- AIM OF THE EXERCISE -
Look through the data below. Collect every line where the word "fraction" occurs.
· · · ·
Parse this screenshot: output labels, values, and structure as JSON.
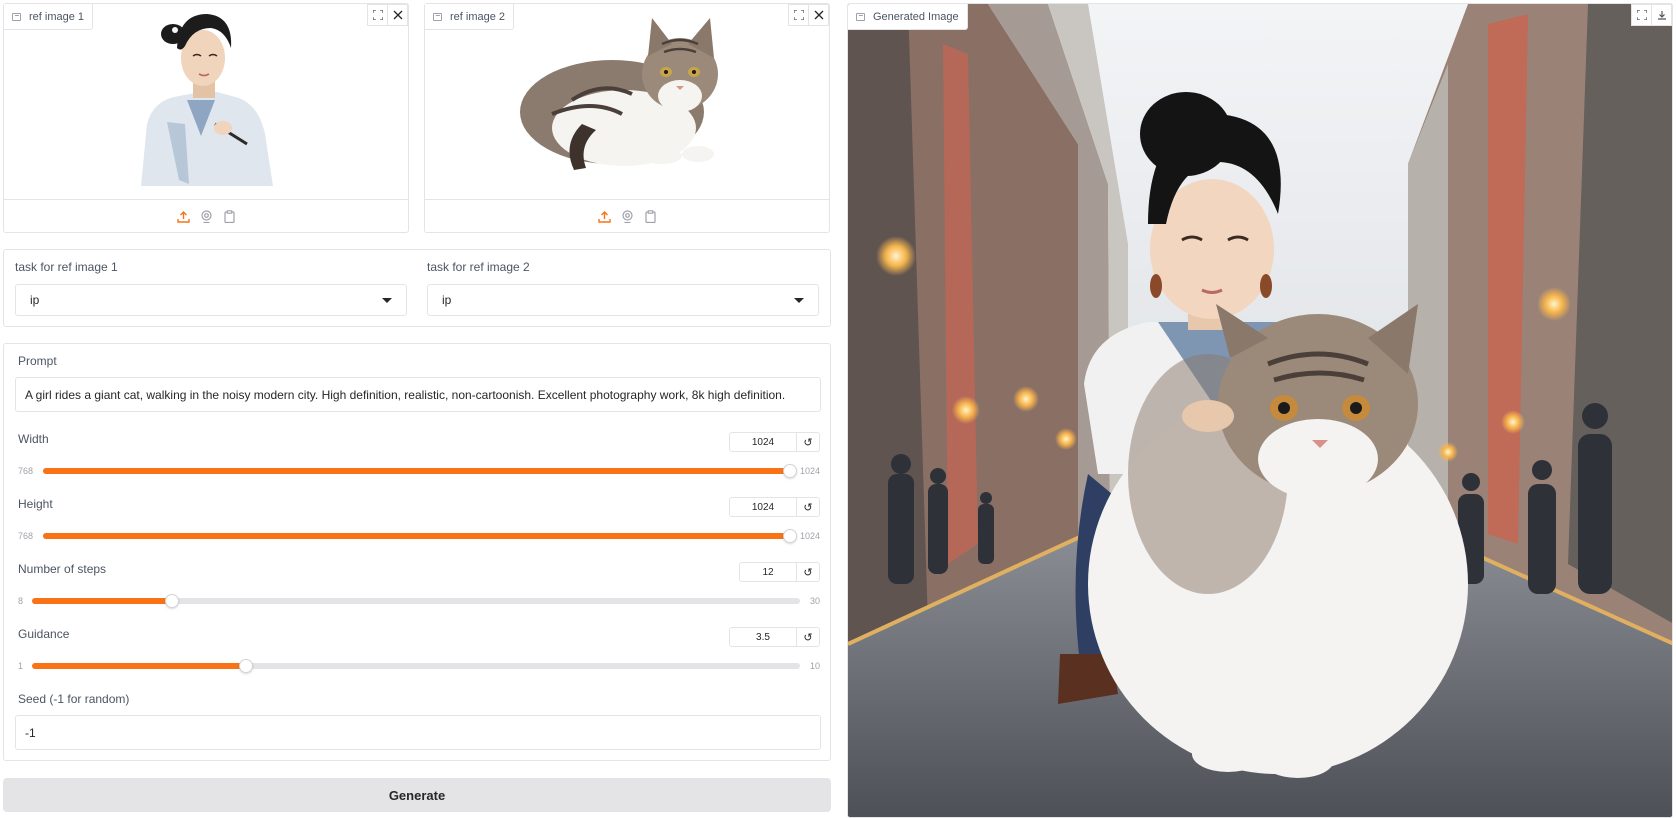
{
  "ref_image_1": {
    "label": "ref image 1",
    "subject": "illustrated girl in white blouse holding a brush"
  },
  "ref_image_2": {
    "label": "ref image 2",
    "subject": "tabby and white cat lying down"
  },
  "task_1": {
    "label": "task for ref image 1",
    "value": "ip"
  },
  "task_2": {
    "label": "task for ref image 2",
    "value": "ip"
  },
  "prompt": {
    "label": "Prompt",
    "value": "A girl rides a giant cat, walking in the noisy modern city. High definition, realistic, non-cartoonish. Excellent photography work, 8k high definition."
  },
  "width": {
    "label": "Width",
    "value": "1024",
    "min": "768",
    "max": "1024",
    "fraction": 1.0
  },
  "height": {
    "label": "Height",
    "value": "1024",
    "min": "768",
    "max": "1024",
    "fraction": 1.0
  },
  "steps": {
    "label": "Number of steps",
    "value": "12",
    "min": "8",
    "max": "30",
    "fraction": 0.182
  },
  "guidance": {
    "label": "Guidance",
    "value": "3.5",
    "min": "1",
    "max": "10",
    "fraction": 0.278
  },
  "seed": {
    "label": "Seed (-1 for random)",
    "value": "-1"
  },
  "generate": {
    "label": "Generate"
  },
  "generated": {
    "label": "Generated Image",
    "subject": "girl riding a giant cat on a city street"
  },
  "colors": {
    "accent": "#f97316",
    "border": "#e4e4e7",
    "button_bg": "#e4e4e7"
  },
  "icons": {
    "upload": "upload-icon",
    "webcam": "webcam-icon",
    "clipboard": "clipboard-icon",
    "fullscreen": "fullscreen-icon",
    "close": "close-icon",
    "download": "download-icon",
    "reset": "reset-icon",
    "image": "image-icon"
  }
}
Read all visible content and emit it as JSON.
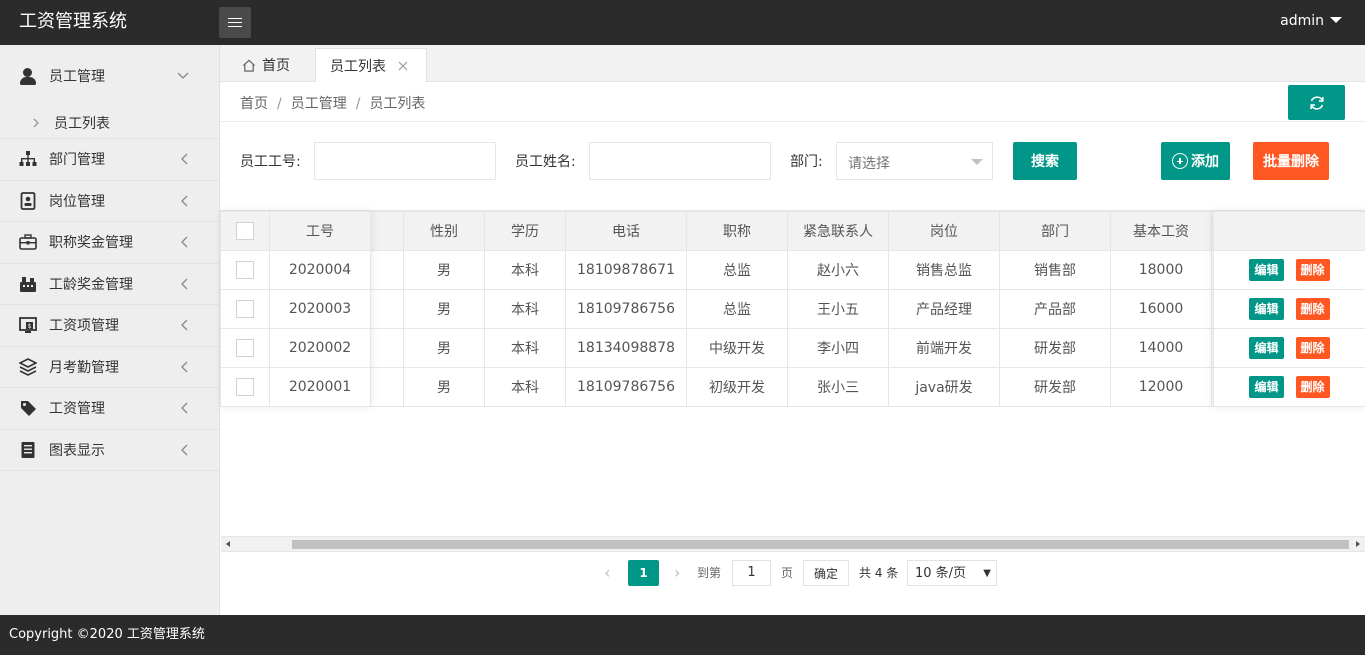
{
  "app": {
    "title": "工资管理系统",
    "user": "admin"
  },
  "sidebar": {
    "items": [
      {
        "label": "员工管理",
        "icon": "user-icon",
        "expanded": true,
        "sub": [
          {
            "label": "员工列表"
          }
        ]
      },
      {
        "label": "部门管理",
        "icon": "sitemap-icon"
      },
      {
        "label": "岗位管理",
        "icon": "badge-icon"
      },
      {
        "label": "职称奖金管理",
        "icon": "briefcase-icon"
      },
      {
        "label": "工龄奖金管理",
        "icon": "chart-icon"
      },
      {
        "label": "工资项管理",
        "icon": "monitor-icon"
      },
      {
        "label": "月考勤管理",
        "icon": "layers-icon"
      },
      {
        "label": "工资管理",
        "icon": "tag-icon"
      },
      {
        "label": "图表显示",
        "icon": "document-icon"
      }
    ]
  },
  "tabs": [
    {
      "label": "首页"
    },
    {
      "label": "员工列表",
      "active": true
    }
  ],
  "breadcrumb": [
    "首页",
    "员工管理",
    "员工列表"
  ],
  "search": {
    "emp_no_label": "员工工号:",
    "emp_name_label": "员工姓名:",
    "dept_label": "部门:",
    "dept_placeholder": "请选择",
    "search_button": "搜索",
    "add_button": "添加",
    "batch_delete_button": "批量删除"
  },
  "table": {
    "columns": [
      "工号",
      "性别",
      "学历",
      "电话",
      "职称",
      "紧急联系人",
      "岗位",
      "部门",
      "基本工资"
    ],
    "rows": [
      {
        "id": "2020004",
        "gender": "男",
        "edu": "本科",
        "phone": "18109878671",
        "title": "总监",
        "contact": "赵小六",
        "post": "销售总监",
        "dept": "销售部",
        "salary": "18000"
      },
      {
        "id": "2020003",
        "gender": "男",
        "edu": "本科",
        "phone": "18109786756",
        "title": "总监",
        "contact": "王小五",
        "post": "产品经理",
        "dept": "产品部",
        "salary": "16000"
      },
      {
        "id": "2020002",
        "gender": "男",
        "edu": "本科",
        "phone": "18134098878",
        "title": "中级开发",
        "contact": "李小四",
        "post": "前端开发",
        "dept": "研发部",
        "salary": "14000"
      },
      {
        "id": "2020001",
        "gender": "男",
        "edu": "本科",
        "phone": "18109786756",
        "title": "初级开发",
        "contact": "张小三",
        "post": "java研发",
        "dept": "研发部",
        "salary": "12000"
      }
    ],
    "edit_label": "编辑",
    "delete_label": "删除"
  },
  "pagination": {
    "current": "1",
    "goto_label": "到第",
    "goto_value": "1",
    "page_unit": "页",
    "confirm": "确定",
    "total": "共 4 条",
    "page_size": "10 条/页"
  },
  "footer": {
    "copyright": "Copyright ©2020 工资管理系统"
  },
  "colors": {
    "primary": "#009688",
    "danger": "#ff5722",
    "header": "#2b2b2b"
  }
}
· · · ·
- COMPLETED TASK -
    "fraction": 1.0
    "fraction": 1.0
    "fraction": 0.182
    "fraction": 0.278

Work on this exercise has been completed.